_YOUR INSTRUCTIONS_
The required result is a copy of each line below in which "rebuild" appears.

Dataset rows for apps and sites
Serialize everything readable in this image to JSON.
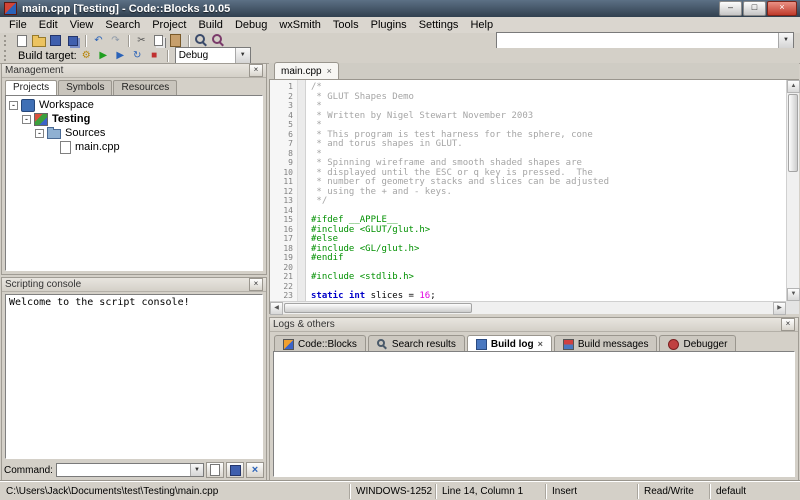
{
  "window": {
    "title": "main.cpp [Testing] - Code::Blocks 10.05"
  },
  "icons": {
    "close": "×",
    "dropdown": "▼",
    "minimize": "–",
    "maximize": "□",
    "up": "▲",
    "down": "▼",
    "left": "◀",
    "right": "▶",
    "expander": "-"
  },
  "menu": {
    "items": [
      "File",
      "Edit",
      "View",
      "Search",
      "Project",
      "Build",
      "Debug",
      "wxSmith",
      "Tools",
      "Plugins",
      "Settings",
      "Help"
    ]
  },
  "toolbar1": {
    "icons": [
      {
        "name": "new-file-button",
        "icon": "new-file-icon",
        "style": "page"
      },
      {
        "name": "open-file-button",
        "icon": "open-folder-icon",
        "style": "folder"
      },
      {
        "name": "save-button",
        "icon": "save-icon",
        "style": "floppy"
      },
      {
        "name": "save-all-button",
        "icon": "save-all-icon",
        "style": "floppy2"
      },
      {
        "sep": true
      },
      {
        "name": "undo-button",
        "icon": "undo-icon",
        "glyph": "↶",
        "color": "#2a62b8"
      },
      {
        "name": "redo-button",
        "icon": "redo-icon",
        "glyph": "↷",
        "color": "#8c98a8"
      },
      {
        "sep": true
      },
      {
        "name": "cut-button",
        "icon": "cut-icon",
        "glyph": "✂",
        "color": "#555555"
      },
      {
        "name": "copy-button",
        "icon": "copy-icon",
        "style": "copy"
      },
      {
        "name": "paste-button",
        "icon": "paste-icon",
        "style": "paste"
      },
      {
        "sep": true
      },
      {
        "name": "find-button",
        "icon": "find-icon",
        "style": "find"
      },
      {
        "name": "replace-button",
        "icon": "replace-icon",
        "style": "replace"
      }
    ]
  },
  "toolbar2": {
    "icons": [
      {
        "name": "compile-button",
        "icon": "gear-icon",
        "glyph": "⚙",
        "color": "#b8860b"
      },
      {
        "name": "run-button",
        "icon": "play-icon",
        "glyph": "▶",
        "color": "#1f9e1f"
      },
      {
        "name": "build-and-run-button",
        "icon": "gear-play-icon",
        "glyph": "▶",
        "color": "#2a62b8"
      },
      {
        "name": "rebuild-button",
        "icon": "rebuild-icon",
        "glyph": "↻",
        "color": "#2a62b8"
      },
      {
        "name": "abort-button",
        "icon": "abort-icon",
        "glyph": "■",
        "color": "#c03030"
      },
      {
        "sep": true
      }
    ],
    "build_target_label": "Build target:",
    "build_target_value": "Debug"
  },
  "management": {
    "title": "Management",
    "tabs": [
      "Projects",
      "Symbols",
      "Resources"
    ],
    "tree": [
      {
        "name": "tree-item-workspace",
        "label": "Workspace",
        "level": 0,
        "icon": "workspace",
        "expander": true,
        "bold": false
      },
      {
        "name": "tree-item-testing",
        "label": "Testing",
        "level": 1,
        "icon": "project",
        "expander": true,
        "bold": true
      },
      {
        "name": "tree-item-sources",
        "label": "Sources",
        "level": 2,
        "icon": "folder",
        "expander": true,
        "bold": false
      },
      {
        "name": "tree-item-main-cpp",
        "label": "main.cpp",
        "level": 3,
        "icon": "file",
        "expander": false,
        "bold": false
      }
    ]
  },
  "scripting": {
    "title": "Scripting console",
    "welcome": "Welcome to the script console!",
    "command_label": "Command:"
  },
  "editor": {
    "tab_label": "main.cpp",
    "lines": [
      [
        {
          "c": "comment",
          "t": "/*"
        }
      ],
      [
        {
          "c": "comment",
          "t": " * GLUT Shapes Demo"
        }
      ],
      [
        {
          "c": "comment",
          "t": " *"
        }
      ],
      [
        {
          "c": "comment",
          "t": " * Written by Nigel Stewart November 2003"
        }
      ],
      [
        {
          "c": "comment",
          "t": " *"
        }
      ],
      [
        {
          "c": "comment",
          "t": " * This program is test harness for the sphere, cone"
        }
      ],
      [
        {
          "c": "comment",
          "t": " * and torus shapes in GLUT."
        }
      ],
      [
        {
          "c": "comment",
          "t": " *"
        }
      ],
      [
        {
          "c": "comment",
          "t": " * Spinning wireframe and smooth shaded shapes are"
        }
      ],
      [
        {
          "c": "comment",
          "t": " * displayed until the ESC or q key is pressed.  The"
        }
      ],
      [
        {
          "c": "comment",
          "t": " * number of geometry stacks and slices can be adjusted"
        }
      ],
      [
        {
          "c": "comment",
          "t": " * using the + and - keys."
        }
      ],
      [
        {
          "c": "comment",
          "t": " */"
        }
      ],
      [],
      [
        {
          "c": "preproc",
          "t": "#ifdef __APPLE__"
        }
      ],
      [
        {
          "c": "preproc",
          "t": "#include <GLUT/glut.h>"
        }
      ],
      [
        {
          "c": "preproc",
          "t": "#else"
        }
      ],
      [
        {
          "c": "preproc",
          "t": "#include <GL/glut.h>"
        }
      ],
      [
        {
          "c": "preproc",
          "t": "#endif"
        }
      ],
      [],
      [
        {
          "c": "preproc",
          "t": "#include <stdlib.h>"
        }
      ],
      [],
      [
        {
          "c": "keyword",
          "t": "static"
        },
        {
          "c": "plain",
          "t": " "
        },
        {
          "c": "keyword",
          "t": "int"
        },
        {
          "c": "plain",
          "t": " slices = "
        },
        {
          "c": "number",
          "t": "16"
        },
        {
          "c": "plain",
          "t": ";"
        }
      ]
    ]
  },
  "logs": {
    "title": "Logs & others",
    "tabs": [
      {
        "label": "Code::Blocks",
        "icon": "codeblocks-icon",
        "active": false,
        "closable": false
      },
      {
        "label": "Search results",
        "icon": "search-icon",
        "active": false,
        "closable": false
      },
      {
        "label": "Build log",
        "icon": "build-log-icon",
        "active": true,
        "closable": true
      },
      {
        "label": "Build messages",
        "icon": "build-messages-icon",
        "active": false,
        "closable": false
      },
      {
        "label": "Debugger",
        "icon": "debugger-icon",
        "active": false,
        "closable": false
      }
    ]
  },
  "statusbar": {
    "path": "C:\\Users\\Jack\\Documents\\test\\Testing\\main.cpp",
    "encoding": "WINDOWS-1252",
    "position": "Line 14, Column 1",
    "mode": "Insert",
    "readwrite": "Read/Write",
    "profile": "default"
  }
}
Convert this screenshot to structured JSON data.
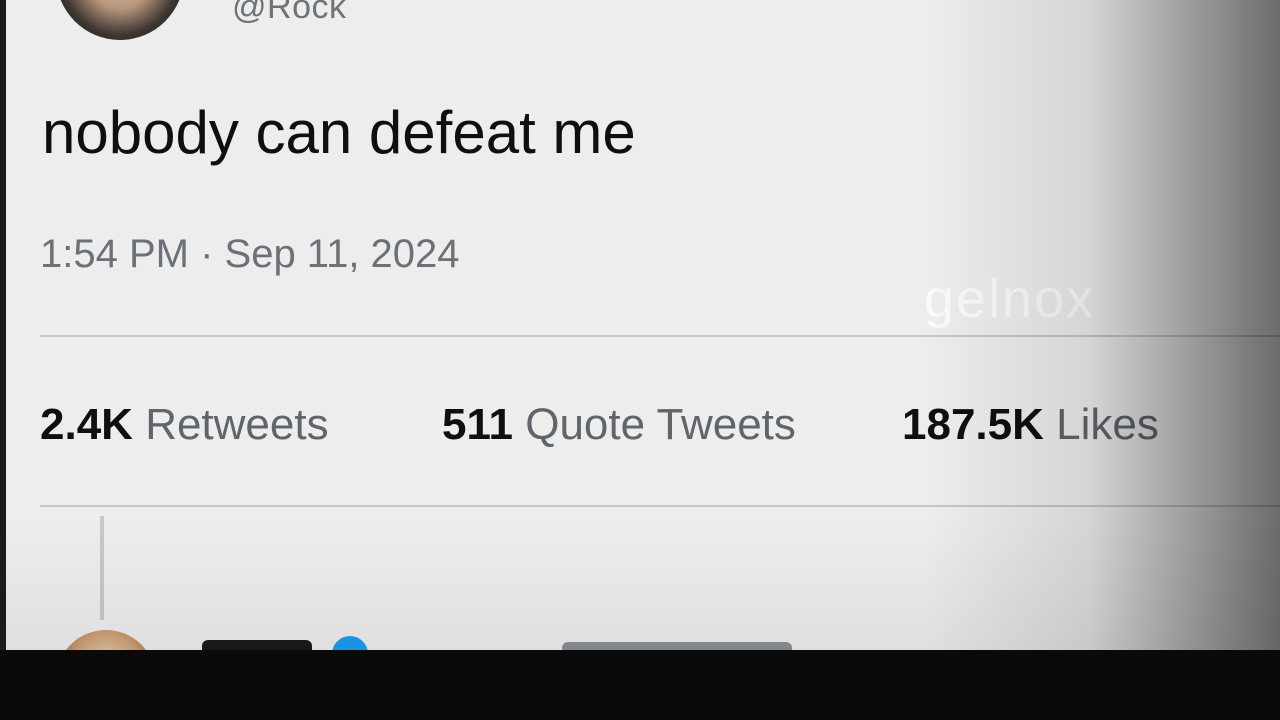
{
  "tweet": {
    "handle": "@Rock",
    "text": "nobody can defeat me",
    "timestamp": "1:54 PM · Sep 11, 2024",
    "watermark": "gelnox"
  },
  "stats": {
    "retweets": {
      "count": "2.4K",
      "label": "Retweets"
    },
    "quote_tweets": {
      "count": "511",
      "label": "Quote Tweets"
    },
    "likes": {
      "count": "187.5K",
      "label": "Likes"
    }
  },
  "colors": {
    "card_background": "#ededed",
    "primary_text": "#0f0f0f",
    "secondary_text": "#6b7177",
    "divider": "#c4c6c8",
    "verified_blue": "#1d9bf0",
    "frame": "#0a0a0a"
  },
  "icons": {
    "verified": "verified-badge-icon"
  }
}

_SOLUTION TO THIS PROBLEM_
        "name": "rebuild-button",
        "icon": "rebuild-icon",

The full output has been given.